Take the tongue of a vulture, lay it for three days and three nights in honey, afterward under your tongue, and thus you will understand all the songs of birds.
To eat on one's birthday a couple of duck's eggs that have been boiled or preserved in a certain red mixture, will turn the unlucky times to good ones.
Buzzards never build a nest, because small birds say to them, "when the sun shines, what is the use of building a nest? Sun shine. When it rains, build when the rain stop." Dumb Buzzard never does build a nest.
A vampyre may be the soul of any outcast from the Church, or one over whose corpse, before burial, a cat has leaped or a owl flown.
Members of the genus Bubo are the largest of the owls. Heavily built with powerful talons they are recognisable by their size, their prominent ear-tufts, and their eyes that vary in colour from yellow to brown but are frequently vivid orange. The genus, including the Asian fish owls of the genus Ketupa – now believed to be part of Bubo – comprises of 20 species ranging Eurasia, Indonesia, Africa and the Americas. DNA evidence suggests that the Snowy Owls of Nyctea and the fish owls of Scotopelia are also candidates for inclusion in this genus.
One of the smaller eagle-owl species, the Akun eagle-owl’s head and upperparts are predominantly dark to reddish-brown, with a patterning of pale, dusky brown bars on the wings and back, and white markings around the shoulders. The head is distinctively crowned with two large ear tufts, which are dark brown with white spots, while the large, round eyes are pale yellow. The upper breast is light reddish-brown and marked with dark bars, while the rest of the underparts are white, with reddish-brown vermiculations and large blackish spots. In contrast to the adult, the juvenile Akun eagle-owl has a whitish head and body, with reddish-brown barring and brown wings and tail. Although the Akun eagle-owl’s usual call is a low, accelerating, cluck-like rattle, when alarmed it produces an unusual quacking sound
Listen to the sound of Akun Eagle-Owl
Copyright remark: Most sounds derived from xeno-canto
Africa : Central, West.
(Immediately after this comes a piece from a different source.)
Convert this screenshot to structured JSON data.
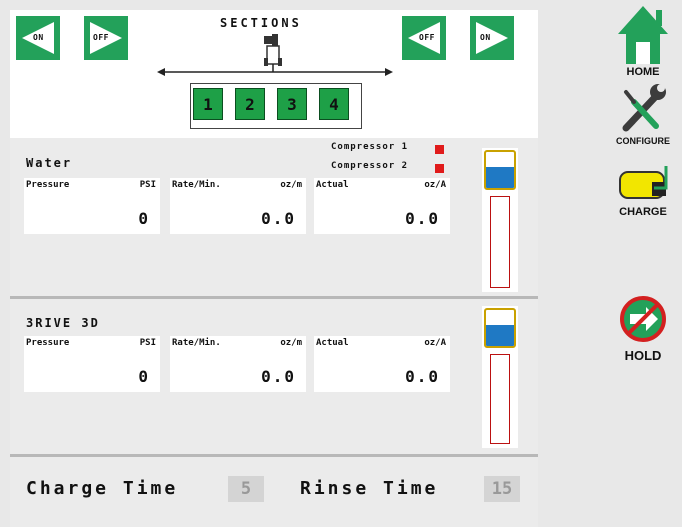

The Akun eagle-owl has a patchy range that extends throughout many of the West African countries bordering the Gulf of Guinea, from Guinea, west to Cameroon and south to Angola. Its range also includes the Central African Republic and northern parts of the Democratic Republic of Congo
The Akun eagle-owl occupies lowland primary and secondary rainforest, predominantly around forest edges and clearings, but also along the borders of rivers and on forested river islands
Little is known about the Akun eagle-owl’s reproductive biology. In West Africa it appears to lay eggs around the period from November to January, and nestlings have been recorded in Liberia between February and April. Like some other eagle-owl species, the Akun eagle-owl constructs its nest on the ground
The Akun eagle owl apparently feeds almost exclusively on insects. Small feet and a relatively weak bill prevent it from tackling larger prey, so the Akun eagle-owl concentrates its hunting activities on beetles, cicadas and locusts, taking them on the wing or plucking them from foliage. Prey is then brought back to a perch and held in the feet, while being nipped it into small pieces with the bi
Video Akun Eagle-Owl
copyright: Martin Kennewell
This species has a very large range, and hence does not approach the thresholds for Vulnerable under the range size criterion (Extent of Occurrence <20,000 km2 combined with a declining or fluctuating range size, habitat extent/quality, or population size and a small number of locations or severe fragmentation). The population trend appears to be stable, and hence the species does not approach the thresholds for Vulnerable under the population trend criterion (>30% decline over ten years or three generations). The population size has not been quantified, but it is not believed to approach the thresholds for Vulnerable under the population size criterion (<10,000 mature individuals with a continuing decline estimated to be >10% in ten years or three generations, or with a specified population structure). For these reasons the species is evaluated as Least Concern. Currently, the main threat to the Akun eagle-owl is habitat loss and degradation, resulting from the intense logging activity occurring in many parts of its range